-- PROVIDED ENTRIES follows --
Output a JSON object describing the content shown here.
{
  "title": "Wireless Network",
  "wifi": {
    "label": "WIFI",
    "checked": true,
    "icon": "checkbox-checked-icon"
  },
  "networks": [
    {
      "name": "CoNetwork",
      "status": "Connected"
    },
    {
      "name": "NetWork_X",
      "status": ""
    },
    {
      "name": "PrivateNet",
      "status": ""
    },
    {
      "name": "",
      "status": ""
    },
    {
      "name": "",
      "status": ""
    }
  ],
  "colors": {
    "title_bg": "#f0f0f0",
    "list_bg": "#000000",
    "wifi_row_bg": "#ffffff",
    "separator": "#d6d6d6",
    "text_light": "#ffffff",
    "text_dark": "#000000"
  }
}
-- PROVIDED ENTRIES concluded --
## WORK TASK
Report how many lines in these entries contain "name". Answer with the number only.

## TASK RESPONSE
5